The company, QNET, has recruited 30,000 people as part of its business in India, according to two sources. All of them pay an amount upfront to become part of the company, said two sources.
“The minimum amount is usually Rs 1.5 lakh. It can go up to Rs 15 lakh,” said one. Lower amounts are rare, with 95 per cent of the people having paid at least Rs 1.5 lakh, the person added. The company actually said it had recruited a little over 68,000 people as part of its business in India, though it maintained there were no sign-up fees. A rough calculation at even the lower estimate puts the minimum amount collected at Rs 435 crore.
Ajay Chanam, official spokesperson, QNET in India, maintained there were no sign-up fees but a purchase might be required. This, in the company's words, may be in the form of the sale of a qualifying product to a retail customer or by the new representative making a qualifying purchase to validate a Tracking Centre or a “slot in QNET's computer system”.
|WHAT IS QNET?|
"We have over 68,000 distributors of our products (known as Independent Representatives or IRs) in India," said Chanam. He maintained the company was not involved in iany llegal activity.
Business Standard met IRs directly and also spoke with at least two people who had been approached by the company.
Representatives for the company claim individuals can make Rs 4-5 crore in a few years through direct selling, provided they “work hard”.
The group website says it was founded in 1998 and describes itself as an e-commerce conglomerate, which makes use of the internet to connect with customers. It claims regional offices in Hong Kong, Singapore, Malaysia, Thailand and Philippines. It also claims a wide range of subsidiary companies in nearly 30 countries.
The economic offences wing (EOW) of the police here is probing a complaint against the company for selling ‘miraculous products’, with the alleged power to cure cancer and other diseases, according to reports. The police has already arrested a person in this connection and frozen a couple of bank accounts, they said.
“The matter is under investigation and we are, therefore, unable to comment further. We are cooperating with the authorities and are fully confident we will be exonerated soon,” said Chanam.
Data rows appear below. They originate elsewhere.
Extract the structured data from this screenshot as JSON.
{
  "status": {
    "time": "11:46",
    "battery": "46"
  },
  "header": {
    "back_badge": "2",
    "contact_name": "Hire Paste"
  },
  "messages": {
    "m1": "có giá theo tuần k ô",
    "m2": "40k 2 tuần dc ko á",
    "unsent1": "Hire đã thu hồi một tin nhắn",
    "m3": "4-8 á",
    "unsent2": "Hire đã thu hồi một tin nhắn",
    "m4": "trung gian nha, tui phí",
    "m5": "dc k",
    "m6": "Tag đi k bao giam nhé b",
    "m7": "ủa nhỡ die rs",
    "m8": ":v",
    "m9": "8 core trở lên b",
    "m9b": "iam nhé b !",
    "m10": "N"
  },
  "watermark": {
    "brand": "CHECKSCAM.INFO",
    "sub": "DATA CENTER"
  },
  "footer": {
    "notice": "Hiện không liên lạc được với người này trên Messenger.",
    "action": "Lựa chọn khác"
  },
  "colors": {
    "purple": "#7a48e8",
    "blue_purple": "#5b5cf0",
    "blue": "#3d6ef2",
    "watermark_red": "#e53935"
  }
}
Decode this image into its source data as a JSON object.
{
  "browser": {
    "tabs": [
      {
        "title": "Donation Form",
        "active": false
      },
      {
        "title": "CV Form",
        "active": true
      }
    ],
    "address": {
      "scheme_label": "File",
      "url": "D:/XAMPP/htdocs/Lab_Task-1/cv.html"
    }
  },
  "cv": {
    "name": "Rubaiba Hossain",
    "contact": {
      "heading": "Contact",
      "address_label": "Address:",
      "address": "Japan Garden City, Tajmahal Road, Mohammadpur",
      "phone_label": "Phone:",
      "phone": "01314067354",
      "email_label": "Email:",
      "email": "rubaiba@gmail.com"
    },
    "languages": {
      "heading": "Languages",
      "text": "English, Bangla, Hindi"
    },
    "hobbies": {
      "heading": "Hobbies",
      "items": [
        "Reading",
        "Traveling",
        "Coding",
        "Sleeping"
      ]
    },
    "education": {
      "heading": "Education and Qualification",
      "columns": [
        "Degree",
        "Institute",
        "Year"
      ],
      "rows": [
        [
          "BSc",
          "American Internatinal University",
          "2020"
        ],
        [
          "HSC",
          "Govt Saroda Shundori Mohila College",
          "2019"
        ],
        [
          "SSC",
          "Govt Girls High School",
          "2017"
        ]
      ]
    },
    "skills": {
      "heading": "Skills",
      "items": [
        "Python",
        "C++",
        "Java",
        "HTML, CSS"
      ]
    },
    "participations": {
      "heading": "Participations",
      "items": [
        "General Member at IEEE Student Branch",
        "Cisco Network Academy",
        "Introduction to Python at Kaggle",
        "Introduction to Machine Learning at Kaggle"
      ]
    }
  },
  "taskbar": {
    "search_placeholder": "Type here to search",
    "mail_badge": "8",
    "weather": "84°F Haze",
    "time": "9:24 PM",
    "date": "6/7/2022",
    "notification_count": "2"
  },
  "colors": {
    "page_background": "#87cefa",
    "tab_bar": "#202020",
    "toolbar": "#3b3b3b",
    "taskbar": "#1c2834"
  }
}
Other products with links to ‘alternative’ therapies are also found on its website. One product claims to improve water by pouring it over a disc. The Amezcua Bio Disc 2 is said to have a ‘greatly enhanced energy field, attributed to the seven wave-form rings on the disc’s surface.’
“The seven ribbed rings speed up the biomolecular structure process of liquids poured over the disc, improving the biocompatibility of water molecules with your body more than ever before. The liquids are energised faster and more efficiently via the wave-form produced by the rings,” said the product note on the company’s website. The group also claims investments in diverse sectors, including telecommunications, banking and television & broadcast media. It also claims real estate holdings encompassing commercial and retail properties, as well as interests in entertainment and hospitality.